Instructions for the task
Go through the data below. List every line that holds the word "before".

[Website and app data records]
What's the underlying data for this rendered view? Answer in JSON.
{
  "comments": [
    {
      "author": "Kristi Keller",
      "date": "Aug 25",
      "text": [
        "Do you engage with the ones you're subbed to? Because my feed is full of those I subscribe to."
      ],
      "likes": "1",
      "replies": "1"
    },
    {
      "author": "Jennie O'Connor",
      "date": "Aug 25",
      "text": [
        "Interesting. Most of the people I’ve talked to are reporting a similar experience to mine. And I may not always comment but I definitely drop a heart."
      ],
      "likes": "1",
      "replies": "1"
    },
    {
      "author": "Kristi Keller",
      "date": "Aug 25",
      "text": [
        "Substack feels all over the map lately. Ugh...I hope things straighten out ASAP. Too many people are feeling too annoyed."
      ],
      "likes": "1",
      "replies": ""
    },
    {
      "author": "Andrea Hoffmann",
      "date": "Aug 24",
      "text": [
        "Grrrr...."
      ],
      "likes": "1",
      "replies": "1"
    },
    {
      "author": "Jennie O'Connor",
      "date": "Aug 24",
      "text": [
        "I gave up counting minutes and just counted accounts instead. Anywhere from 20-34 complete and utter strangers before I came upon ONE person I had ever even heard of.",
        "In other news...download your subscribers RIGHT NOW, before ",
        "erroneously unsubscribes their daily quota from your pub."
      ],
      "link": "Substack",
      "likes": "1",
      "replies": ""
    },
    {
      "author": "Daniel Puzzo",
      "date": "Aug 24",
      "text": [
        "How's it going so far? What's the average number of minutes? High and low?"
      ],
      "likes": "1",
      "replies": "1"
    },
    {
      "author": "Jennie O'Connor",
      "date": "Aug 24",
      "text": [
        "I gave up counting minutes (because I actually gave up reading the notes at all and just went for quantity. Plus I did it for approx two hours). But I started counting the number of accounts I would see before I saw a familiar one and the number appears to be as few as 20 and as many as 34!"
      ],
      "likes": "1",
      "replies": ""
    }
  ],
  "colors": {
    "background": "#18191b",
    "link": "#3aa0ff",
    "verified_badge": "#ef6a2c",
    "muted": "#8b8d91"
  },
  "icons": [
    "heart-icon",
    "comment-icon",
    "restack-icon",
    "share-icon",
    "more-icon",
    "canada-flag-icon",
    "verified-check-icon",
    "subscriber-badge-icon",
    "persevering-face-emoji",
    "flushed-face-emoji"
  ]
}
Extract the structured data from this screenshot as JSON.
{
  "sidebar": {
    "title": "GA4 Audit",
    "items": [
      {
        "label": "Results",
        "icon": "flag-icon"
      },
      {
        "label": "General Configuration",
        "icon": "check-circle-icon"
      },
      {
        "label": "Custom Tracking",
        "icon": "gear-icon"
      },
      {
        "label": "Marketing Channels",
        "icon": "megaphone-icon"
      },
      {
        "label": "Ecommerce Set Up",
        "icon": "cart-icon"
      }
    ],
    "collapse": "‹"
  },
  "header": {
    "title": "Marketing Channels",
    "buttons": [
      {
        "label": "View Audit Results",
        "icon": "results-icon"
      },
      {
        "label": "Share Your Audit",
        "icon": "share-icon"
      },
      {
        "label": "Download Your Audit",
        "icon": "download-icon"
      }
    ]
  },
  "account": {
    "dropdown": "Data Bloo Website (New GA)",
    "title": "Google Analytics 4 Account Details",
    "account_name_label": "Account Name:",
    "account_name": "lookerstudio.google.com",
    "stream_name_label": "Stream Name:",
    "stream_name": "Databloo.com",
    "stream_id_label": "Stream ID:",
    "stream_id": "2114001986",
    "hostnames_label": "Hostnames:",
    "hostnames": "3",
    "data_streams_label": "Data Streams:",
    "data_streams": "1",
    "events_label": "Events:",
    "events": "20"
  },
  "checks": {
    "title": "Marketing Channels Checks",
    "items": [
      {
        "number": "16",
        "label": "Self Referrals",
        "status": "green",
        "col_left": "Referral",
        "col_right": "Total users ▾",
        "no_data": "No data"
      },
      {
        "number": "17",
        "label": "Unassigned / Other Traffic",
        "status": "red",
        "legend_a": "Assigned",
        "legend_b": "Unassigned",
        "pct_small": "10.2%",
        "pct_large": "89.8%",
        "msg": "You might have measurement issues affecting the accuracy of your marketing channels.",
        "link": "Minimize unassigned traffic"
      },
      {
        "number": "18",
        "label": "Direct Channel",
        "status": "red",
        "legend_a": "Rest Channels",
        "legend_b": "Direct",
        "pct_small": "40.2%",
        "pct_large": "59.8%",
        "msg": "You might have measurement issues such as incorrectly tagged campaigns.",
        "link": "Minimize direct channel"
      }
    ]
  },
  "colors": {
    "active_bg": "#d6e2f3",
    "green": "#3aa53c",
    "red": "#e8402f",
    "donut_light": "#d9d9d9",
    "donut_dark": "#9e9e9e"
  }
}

Solution to this problem
        "I gave up counting minutes and just counted accounts instead. Anywhere from 20-34 complete and utter strangers before I came upon ONE person I had ever even heard of.",
        "In other news...download your subscribers RIGHT NOW, before ",
        "I gave up counting minutes (because I actually gave up reading the notes at all and just went for quantity. Plus I did it for approx two hours). But I started counting the number of accounts I would see before I saw a familiar one and the number appears to be as few as 20 and as many as 34!"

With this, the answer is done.